Rebecca Dharmapalan's parents always called her a rebel without a cause. Growing up in Oakland, California — the birthplace of the Black Panther Movement, parts of the Free Speech and Disability Rights Movements, and more recent movements like Occupy Oakland — she was constantly surrounded by an activist culture.
“I feel like art doesn’t have a purpose unless it is purposeful. I really use my art and my creativity to inspire other people, and to continue with my efforts in my activism.”
Rebecca Dharmapalan, 19, is not just a filmmaker. She’s a “changemaker” in her Oakland, California, community — someone who’s actively using her talent and her time to transform the world she lives in.
Huffington Post: Radically Peaceful: Humanizing Oakland’s Youth
Over the past year, I have been working on a project that has become one of my most challenging yet eye-opening experiences. It involves the very heart-wrenching topic of child exploitation, which is unfortunately still amongst us. My specific engagement in this topic came about over a year ago, driven by the fate of a schoolmate who had recently left school without an explanation. Soon after, I discovered that she was being exploited and forced to work on the streets of Oakland.
Colorlines: She Fights Child Sex Trafficking With Film
Nineteen-year-old activist Rebecca Dharmapalan is raising funds to turn her short documentary about child sex trafficking into a feature film.

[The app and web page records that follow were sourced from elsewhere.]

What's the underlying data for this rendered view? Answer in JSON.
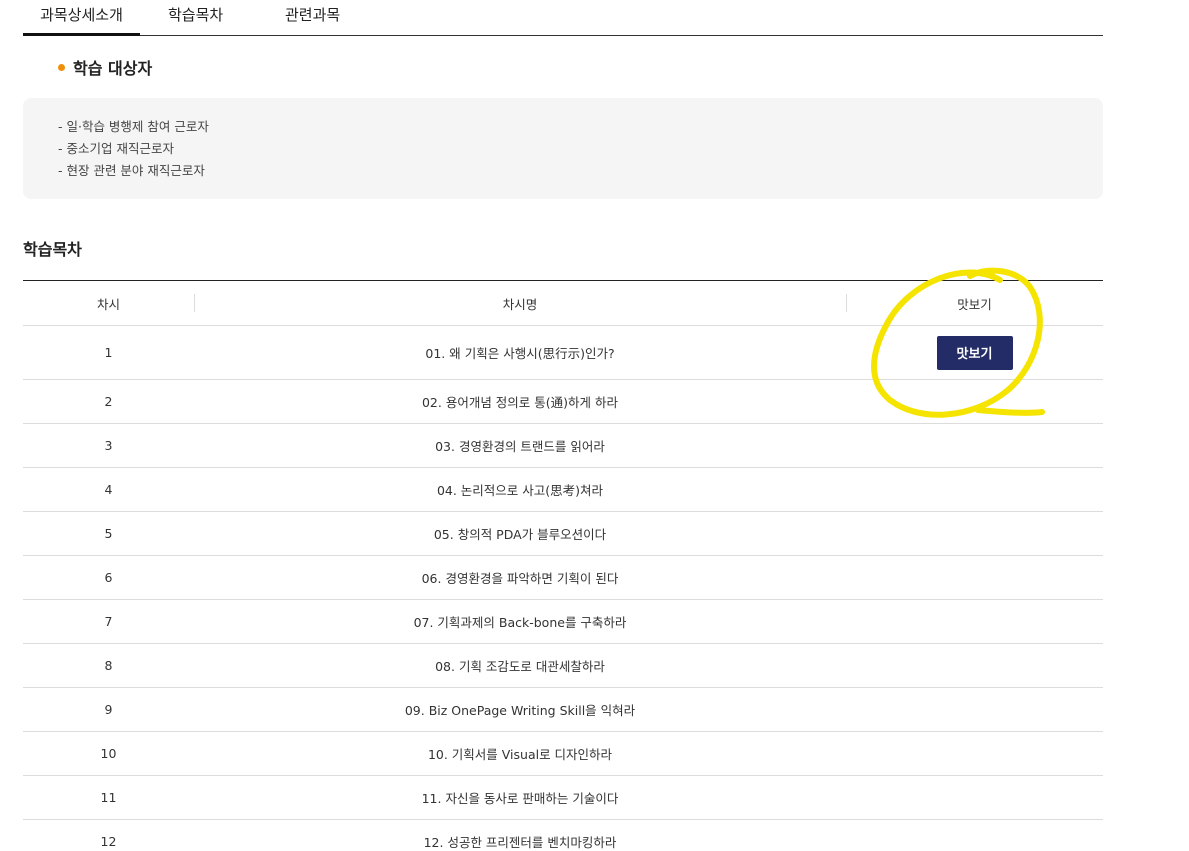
{
  "tabs": [
    {
      "label": "과목상세소개",
      "active": true
    },
    {
      "label": "학습목차",
      "active": false
    },
    {
      "label": "관련과목",
      "active": false
    }
  ],
  "target": {
    "title": "학습 대상자",
    "items": [
      "- 일·학습 병행제 참여 근로자",
      "- 중소기업 재직근로자",
      "- 현장 관련 분야 재직근로자"
    ]
  },
  "toc": {
    "title": "학습목차",
    "headers": {
      "no": "차시",
      "name": "차시명",
      "preview": "맛보기"
    },
    "preview_button": "맛보기",
    "rows": [
      {
        "no": "1",
        "name": "01. 왜 기획은 사행시(思行示)인가?"
      },
      {
        "no": "2",
        "name": "02. 용어개념 정의로 통(通)하게 하라"
      },
      {
        "no": "3",
        "name": "03. 경영환경의 트랜드를 읽어라"
      },
      {
        "no": "4",
        "name": "04. 논리적으로 사고(思考)쳐라"
      },
      {
        "no": "5",
        "name": "05. 창의적 PDA가 블루오션이다"
      },
      {
        "no": "6",
        "name": "06. 경영환경을 파악하면 기획이 된다"
      },
      {
        "no": "7",
        "name": "07. 기획과제의 Back-bone를 구축하라"
      },
      {
        "no": "8",
        "name": "08. 기획 조감도로 대관세찰하라"
      },
      {
        "no": "9",
        "name": "09. Biz OnePage Writing Skill을 익혀라"
      },
      {
        "no": "10",
        "name": "10. 기획서를 Visual로 디자인하라"
      },
      {
        "no": "11",
        "name": "11. 자신을 동사로 판매하는 기술이다"
      },
      {
        "no": "12",
        "name": "12. 성공한 프리젠터를 벤치마킹하라"
      }
    ]
  },
  "colors": {
    "accent_dot": "#f0900a",
    "button_bg": "#232c66",
    "annotation": "#f5e400"
  }
}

Oakland student film wins international film festival, renews city’s effort to combat sex trafficking.